- Enormous economies of scale to Internet companies and their profitability
- Anti-trust law should be less stringently applied to Internet companiescompared to more stale industriesbecause there is more innovation and disruption in the Internet space
- A car company monopoly (or monopoly that requires significant capital expenditure) is more socially harmful (in terms of deterring innovation) than an Internet company monopoly
- By the time that government becomes aware of Internet monopolies and attempts to regulate them, the problem is likely passed vis-Ã -vis disruptive innovation
- In order for America to remain a technology leader in the 21st century it either must allow companies to achieve significant profits or it must subsidize companies that produce strategically important technologies
- Unintended consequences of business v. unintended consequences of government planning
- Unintended consequences of business = innovation
- Unintended consequences of government planning = negative externalities
- Instead of having monopoly power Internet companies, perhaps there is more social utility and just as much profitability in promoting Internet companies that aggregate small tail transactions in a more federated model
- Facebook owns the platform = inhibits innovation through its monopoly power because of the tremendous network effects that are inherent in its business
- Creative Commons = does not own the platform = acts as an aggregator = encourages innovation
- History demonstrates our inability to predict economic booms and busts
- According to economic historians, economic crashes occur every 19-years
- These 19-year cycles may be the result of sun spots, which also occur in 19-year cycles
o Sun spots affects harvests which, in turn, affects economic productivity!
* Should we subsidize Internet businesses because of their technologically transformative characteristics?
- There is a stronger subsidization argument for Internet infrastructure (e.g., fiber optic lines, public WiFi) as opposed to Internet superstructure (e.g., Facebook)
- There is precedent for government subsidization of infrastructure in the transportation, communication, etc. industries
o Infrastructure can help supply fundamental human needs
- Natural economies of scale â acquire disproportional bargaining power
- What action should government take in regulating mission-critical Internet companies?
- Rather than simply breaking up all monopolies, historical analogies recognize the economies of scale efficiencies of large businesses while simultaneously draping them in requirements that promote competition and innovation; examples include
o Common carriage and interoperability requirements in telecommunications
o Regulation of pharmaceutical prices
o Privacy protections or disclosure obligations
In preparation for our class discussion, please do the following required readings:
http://www.hoover.org/publications/policyreview/14801241.html The Optimistic Thought Experiment - By Peter Thiel
http://www.theatlantic.com/doc/200905/imf-advice The Quiet Coup - By Simon Johnson
News items/blog posts on Facebook and monopoly power/anti-trust issues:
Suggested Background and Readings
Prior to the class, students had access to this outline: The Internet, Industry and Investing.

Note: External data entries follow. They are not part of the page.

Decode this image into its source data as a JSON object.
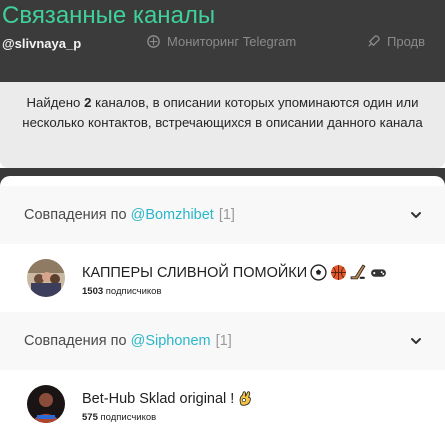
{
  "background": {
    "title": "Связанные каналы",
    "handle": "@slivnaya_p",
    "nav": [
      {
        "label": "Мониторинг Telegram",
        "icon": "monitor-icon"
      },
      {
        "label": "Продв",
        "icon": "rocket-icon"
      }
    ]
  },
  "info": {
    "prefix": "Найдено ",
    "count": "2",
    "suffix": " каналов, в описании которых упоминаются один или несколько контактов, встречающихся в описании данного канала"
  },
  "groups": [
    {
      "prefix": "Совпадения по",
      "mention": "@Bomzhibet",
      "count": "[1]",
      "channel": {
        "name": "КАППЕРЫ СЛИВНОЙ ПОМОЙКИ",
        "emojis": [
          "soccer-ball-icon",
          "basketball-icon",
          "hockey-stick-icon",
          "gamepad-icon"
        ],
        "subscribers": "1503",
        "subscribers_label": "подписчиков"
      }
    },
    {
      "prefix": "Совпадения по",
      "mention": "@Siphonem",
      "count": "[1]",
      "channel": {
        "name": "Bet-Hub Sklad original !",
        "emojis": [
          "ok-hand-icon"
        ],
        "subscribers": "575",
        "subscribers_label": "подписчиков"
      }
    }
  ],
  "colors": {
    "accent": "#3ed19a",
    "mention": "#2bb6c9",
    "overlay": "#3b3b3b"
  }
}
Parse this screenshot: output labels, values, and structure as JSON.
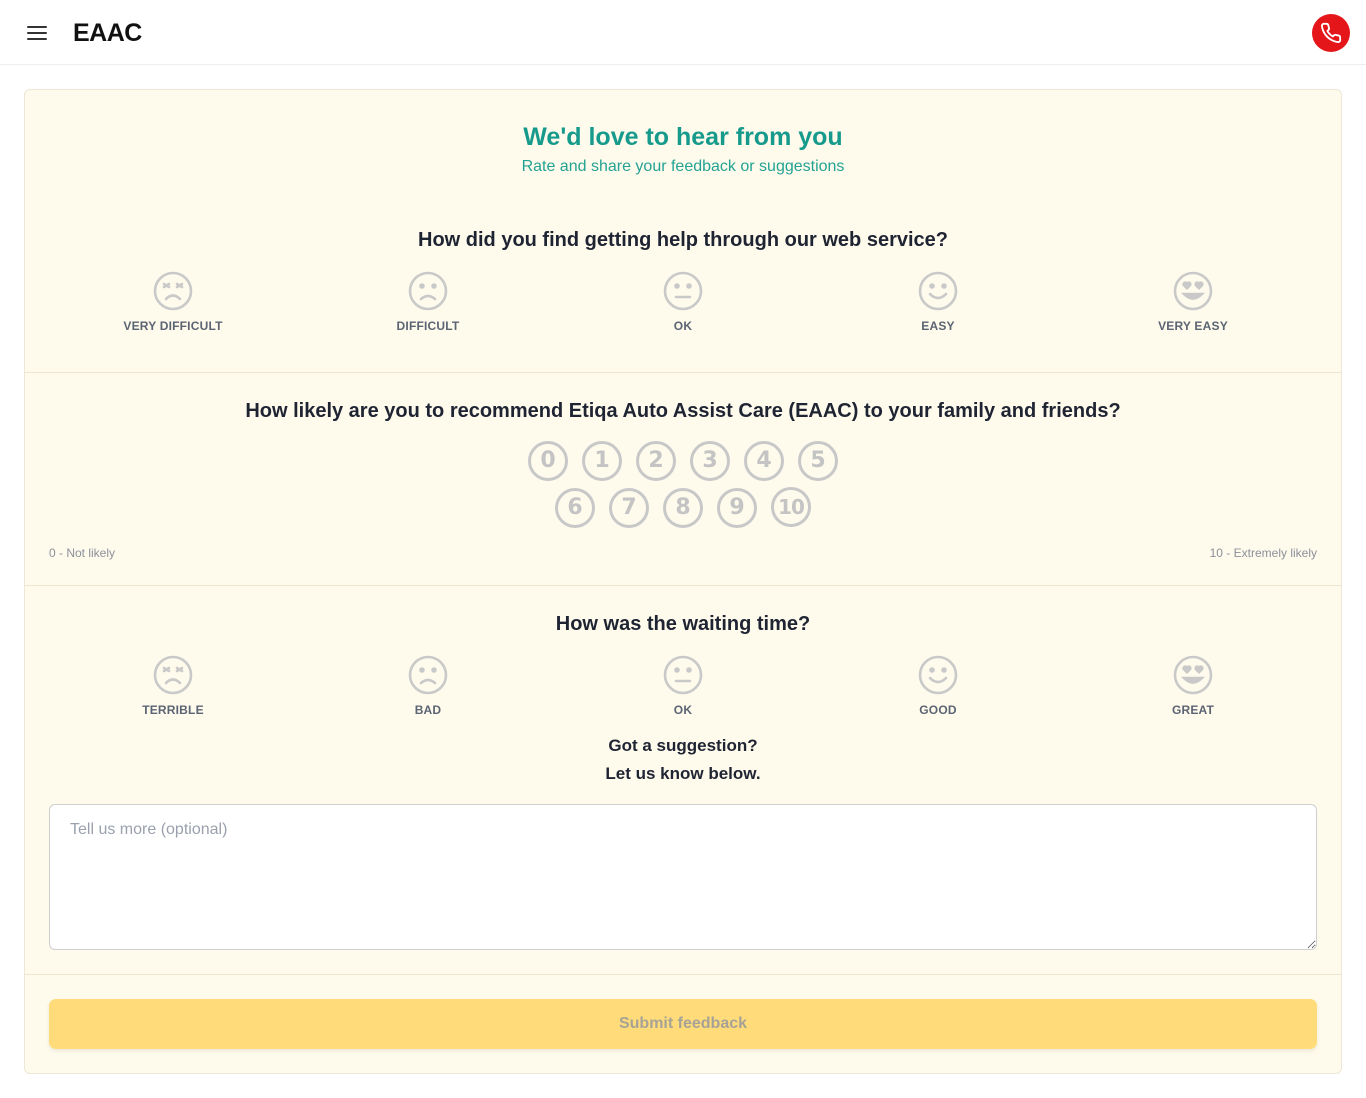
{
  "header": {
    "brand": "EAAC",
    "colors": {
      "call_button": "#e4161a"
    },
    "icons": {
      "menu": "hamburger-menu-icon",
      "call": "phone-icon"
    }
  },
  "feedback": {
    "title": "We'd love to hear from you",
    "subtitle": "Rate and share your feedback or suggestions",
    "q1": {
      "question": "How did you find getting help through our web service?",
      "options": [
        {
          "label": "VERY DIFFICULT",
          "icon": "angry-face-icon"
        },
        {
          "label": "DIFFICULT",
          "icon": "sad-face-icon"
        },
        {
          "label": "OK",
          "icon": "neutral-face-icon"
        },
        {
          "label": "EASY",
          "icon": "smile-face-icon"
        },
        {
          "label": "VERY EASY",
          "icon": "heart-eyes-face-icon"
        }
      ]
    },
    "q2": {
      "question": "How likely are you to recommend Etiqa Auto Assist Care (EAAC) to your family and friends?",
      "scale": [
        "0",
        "1",
        "2",
        "3",
        "4",
        "5",
        "6",
        "7",
        "8",
        "9",
        "10"
      ],
      "low_label": "0 - Not likely",
      "high_label": "10 - Extremely likely"
    },
    "q3": {
      "question": "How was the waiting time?",
      "options": [
        {
          "label": "TERRIBLE",
          "icon": "angry-face-icon"
        },
        {
          "label": "BAD",
          "icon": "sad-face-icon"
        },
        {
          "label": "OK",
          "icon": "neutral-face-icon"
        },
        {
          "label": "GOOD",
          "icon": "smile-face-icon"
        },
        {
          "label": "GREAT",
          "icon": "heart-eyes-face-icon"
        }
      ]
    },
    "suggestion_line1": "Got a suggestion?",
    "suggestion_line2": "Let us know below.",
    "textarea_placeholder": "Tell us more (optional)",
    "submit_label": "Submit feedback",
    "colors": {
      "accent": "#169a8c",
      "card_background": "#fefaec",
      "submit_background": "#ffdb7a"
    }
  }
}
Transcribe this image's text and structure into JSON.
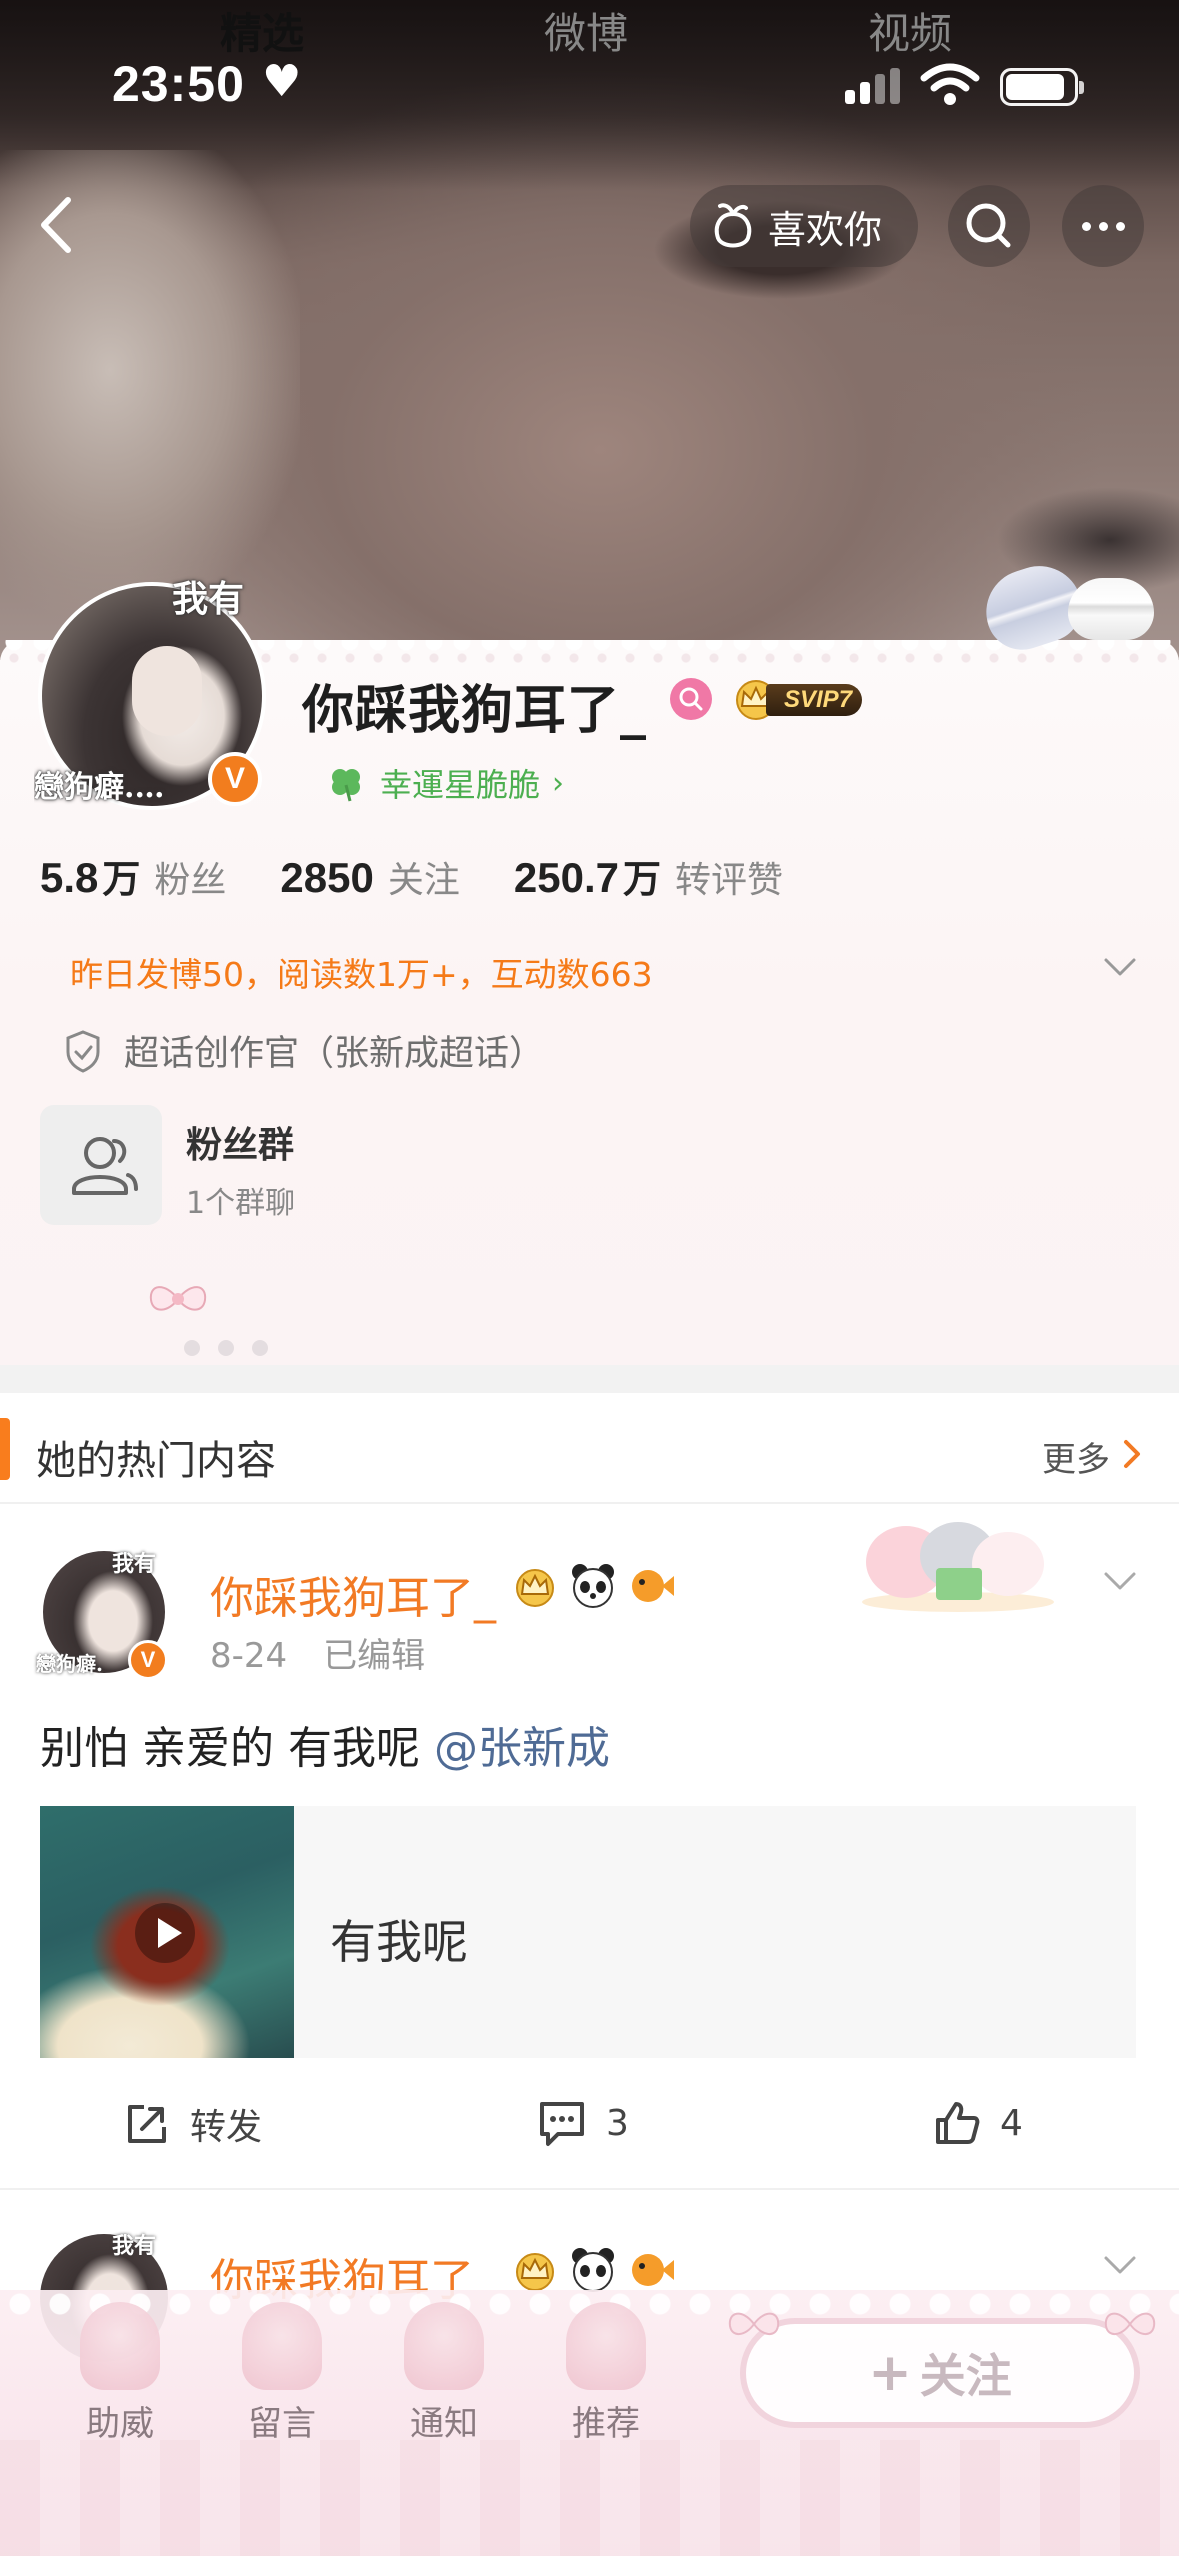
{
  "status_bar": {
    "time": "23:50",
    "heart": "♥",
    "signal": "signal-icon",
    "wifi": "wifi-icon",
    "battery": "battery-icon"
  },
  "top_nav": {
    "back_icon": "chevron-left-icon",
    "like_label": "喜欢你",
    "like_icon": "peach-icon",
    "search_icon": "search-icon",
    "more_icon": "more-icon"
  },
  "profile": {
    "avatar_caption_top": "我有",
    "avatar_caption_bottom": "戀狗癖.…",
    "verified": "V",
    "username": "你踩我狗耳了_",
    "vip_label": "SVIP7",
    "lucky_star": "幸運星脆脆",
    "stats": [
      {
        "num": "5.8",
        "unit": "万",
        "label": "粉丝"
      },
      {
        "num": "2850",
        "unit": "",
        "label": "关注"
      },
      {
        "num": "250.7",
        "unit": "万",
        "label": "转评赞"
      }
    ],
    "summary": "昨日发博50，阅读数1万+，互动数663",
    "super_topic": "超话创作官（张新成超话）",
    "fan_group_title": "粉丝群",
    "fan_group_sub": "1个群聊"
  },
  "tabs": [
    {
      "label": "精选",
      "active": true
    },
    {
      "label": "微博",
      "active": false
    },
    {
      "label": "视频",
      "active": false
    }
  ],
  "hot": {
    "title": "她的热门内容",
    "more": "更多"
  },
  "post": {
    "avatar_caption_top": "我有",
    "avatar_caption_bottom": "戀狗癖.",
    "verified": "V",
    "name": "你踩我狗耳了_",
    "date": "8-24",
    "edited": "已编辑",
    "text": "别怕 亲爱的 有我呢 ",
    "mention": "@张新成",
    "media_title": "有我呢",
    "repost_label": "转发",
    "comments": "3",
    "likes": "4"
  },
  "post2": {
    "avatar_caption_top": "我有",
    "name": "你踩我狗耳了"
  },
  "bottom_bar": {
    "items": [
      "助威",
      "留言",
      "通知",
      "推荐"
    ],
    "follow_label": "关注",
    "follow_plus": "+"
  },
  "colors": {
    "accent_orange": "#f27a24",
    "mention_blue": "#4f6b95",
    "clover_green": "#4caf50",
    "svip_gold": "#ffd97a"
  }
}
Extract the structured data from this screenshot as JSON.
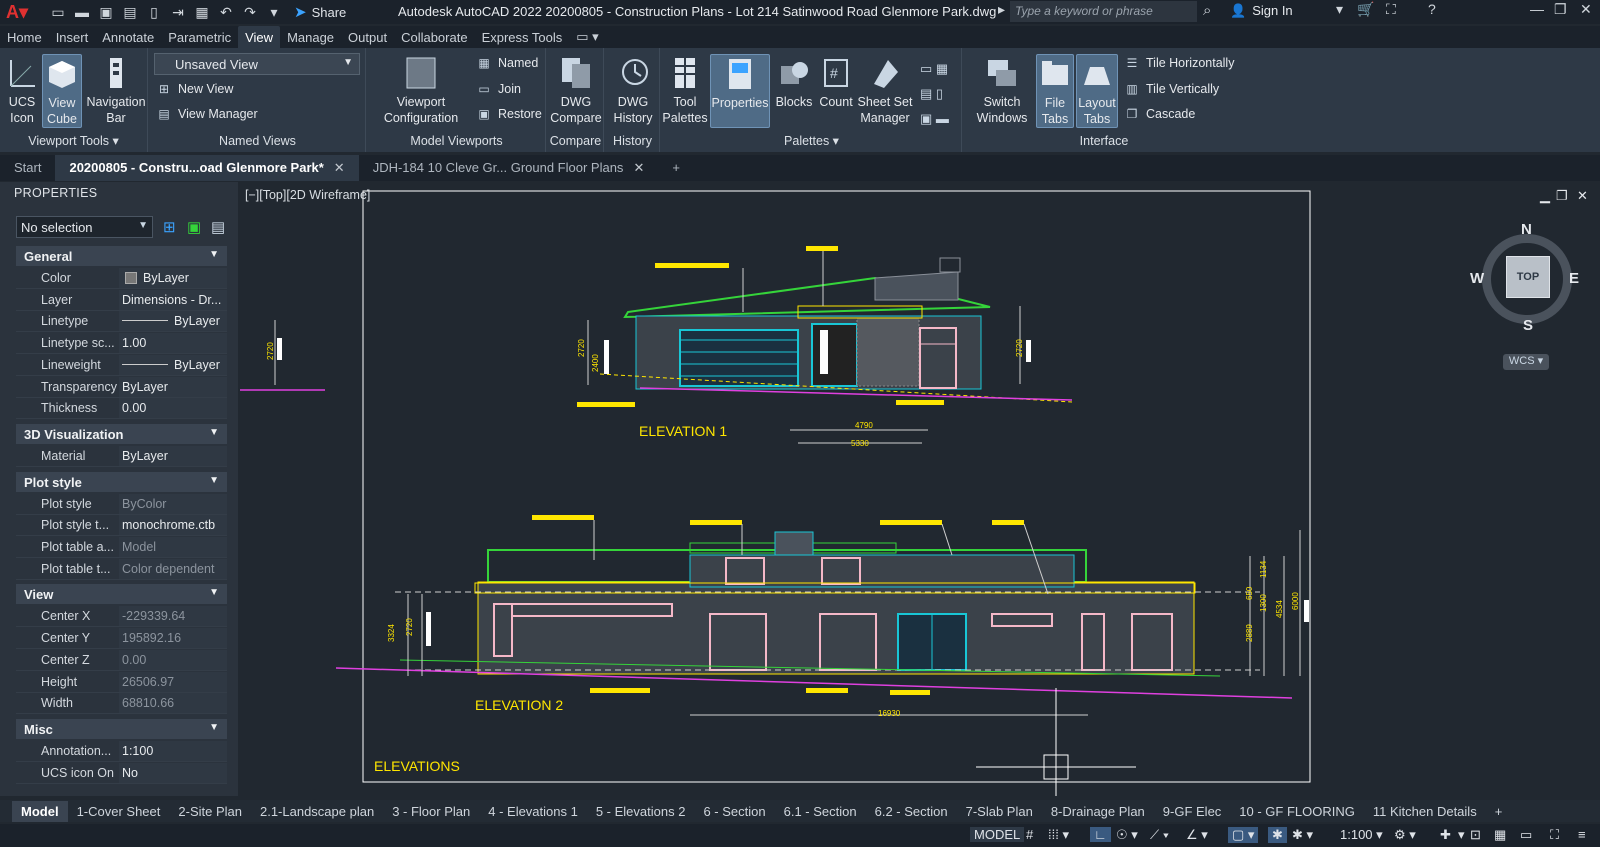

The original framework for the course discussion was broader, but in planning the course we realized that narrowing the discussion would be beneficial